*Exercise description*: Below are records. Find each line in them that holds the word "subtitle" and copy it.

Segment Start: Provided data

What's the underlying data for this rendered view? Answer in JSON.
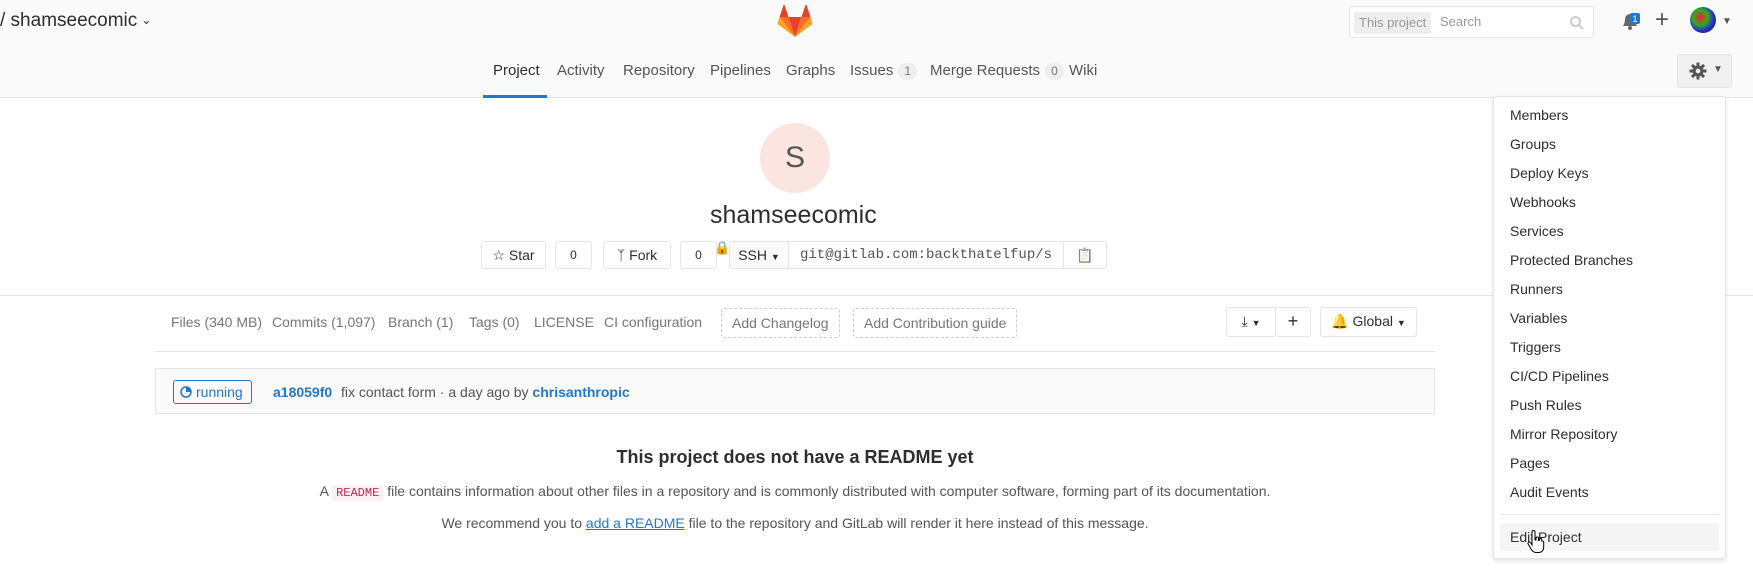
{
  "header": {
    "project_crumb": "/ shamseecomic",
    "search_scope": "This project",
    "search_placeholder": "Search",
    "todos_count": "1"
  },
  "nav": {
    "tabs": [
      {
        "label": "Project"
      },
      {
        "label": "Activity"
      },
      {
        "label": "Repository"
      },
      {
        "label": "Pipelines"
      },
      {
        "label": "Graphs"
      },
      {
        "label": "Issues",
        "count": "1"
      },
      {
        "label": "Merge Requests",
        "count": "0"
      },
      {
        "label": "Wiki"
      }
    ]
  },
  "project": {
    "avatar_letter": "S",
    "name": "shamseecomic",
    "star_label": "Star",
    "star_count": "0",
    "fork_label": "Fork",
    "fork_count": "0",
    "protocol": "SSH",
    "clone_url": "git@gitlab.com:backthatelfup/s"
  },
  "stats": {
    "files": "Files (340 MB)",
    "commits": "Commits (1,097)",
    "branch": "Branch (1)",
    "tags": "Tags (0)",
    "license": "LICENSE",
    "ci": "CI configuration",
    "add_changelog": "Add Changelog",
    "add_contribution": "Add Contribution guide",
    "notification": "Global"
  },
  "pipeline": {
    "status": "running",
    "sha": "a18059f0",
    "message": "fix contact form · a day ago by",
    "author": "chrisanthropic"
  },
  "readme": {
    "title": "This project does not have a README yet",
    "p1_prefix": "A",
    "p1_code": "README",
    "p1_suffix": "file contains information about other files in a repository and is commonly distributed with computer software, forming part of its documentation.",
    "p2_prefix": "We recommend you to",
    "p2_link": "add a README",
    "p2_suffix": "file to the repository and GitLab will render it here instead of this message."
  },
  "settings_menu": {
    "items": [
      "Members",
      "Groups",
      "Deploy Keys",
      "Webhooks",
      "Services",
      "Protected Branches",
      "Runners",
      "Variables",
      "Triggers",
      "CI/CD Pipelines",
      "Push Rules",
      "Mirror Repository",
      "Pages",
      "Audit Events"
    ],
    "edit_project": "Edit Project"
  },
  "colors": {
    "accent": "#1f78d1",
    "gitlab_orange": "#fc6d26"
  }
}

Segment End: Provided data
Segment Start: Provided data

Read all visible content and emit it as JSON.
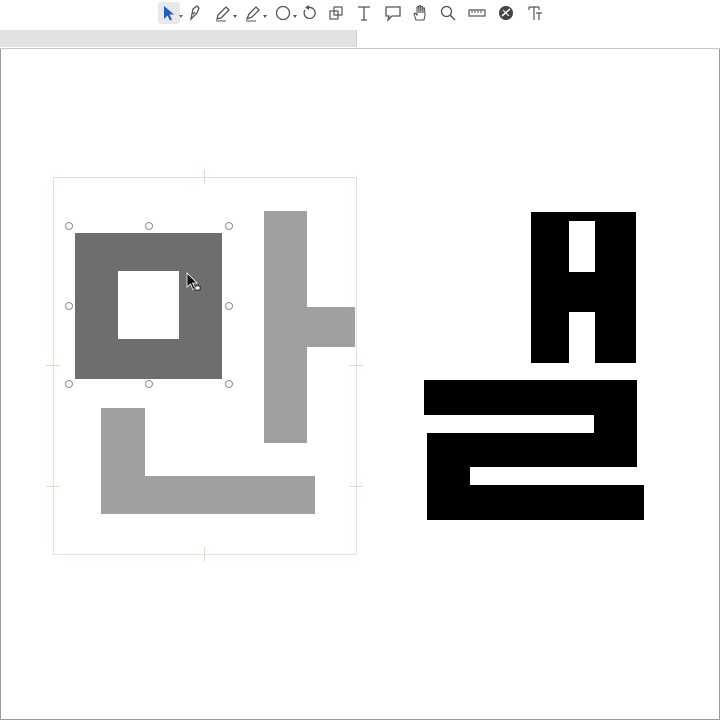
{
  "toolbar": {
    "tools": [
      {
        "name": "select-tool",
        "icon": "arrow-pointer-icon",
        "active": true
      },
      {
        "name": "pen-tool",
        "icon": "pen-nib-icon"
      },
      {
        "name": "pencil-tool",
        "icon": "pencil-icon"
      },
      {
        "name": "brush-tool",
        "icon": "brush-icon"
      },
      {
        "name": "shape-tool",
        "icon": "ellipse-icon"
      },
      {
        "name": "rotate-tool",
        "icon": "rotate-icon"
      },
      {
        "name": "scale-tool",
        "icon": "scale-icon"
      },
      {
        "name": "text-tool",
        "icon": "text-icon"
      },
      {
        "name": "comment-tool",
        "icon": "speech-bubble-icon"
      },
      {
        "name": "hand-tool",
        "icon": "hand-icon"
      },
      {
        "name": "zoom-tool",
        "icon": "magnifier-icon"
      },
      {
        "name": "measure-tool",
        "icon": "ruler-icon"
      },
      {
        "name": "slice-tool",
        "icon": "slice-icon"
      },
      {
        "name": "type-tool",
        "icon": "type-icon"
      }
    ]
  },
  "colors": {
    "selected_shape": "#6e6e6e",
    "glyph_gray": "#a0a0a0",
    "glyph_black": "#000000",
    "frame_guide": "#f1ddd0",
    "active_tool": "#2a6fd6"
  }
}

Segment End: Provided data
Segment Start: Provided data

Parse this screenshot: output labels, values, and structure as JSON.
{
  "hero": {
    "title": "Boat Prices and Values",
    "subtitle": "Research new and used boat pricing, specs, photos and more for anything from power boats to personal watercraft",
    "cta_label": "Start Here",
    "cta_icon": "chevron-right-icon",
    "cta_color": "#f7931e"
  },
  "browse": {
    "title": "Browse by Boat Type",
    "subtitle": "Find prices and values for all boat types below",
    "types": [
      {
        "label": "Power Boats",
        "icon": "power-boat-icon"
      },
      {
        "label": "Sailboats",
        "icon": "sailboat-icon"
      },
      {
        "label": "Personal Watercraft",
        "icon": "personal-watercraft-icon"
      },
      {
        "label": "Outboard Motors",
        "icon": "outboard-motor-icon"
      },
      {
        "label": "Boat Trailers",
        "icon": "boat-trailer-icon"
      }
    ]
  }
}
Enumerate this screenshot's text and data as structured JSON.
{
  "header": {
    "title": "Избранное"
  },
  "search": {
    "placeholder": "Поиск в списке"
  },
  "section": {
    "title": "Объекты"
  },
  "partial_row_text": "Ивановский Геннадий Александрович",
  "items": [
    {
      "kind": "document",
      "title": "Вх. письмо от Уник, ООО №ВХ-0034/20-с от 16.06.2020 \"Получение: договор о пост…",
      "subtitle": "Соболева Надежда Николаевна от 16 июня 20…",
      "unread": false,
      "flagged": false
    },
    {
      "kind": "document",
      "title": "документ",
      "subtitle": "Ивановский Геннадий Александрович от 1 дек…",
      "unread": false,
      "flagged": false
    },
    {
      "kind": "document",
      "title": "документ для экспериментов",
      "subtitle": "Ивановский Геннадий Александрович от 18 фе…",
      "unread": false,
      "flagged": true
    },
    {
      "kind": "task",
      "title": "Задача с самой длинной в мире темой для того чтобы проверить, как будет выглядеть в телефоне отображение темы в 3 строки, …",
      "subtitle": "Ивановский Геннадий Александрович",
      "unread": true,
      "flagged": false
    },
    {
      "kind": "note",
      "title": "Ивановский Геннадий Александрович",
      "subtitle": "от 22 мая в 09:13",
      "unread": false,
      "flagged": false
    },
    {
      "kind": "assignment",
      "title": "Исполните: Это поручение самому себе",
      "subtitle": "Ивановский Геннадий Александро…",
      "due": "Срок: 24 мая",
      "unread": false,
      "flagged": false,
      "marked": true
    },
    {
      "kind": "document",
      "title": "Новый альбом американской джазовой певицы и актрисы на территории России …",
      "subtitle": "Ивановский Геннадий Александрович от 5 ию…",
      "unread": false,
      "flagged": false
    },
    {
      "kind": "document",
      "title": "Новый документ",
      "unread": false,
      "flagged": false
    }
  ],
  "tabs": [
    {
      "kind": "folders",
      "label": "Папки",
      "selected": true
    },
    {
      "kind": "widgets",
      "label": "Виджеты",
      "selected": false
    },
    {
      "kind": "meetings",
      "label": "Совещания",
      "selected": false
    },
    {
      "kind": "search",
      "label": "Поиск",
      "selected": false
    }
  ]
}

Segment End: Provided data

*Answer box*:
    "subtitle": "Research new and used boat pricing, specs, photos and more for anything from power boats to personal watercraft",
    "subtitle": "Find prices and values for all boat types below",
      "subtitle": "Соболева Надежда Николаевна от 16 июня 20…",
      "subtitle": "Ивановский Геннадий Александрович от 1 дек…",
      "subtitle": "Ивановский Геннадий Александрович от 18 фе…",
      "subtitle": "Ивановский Геннадий Александрович",
      "subtitle": "от 22 мая в 09:13",
      "subtitle": "Ивановский Геннадий Александро…",
      "subtitle": "Ивановский Геннадий Александрович от 5 ию…",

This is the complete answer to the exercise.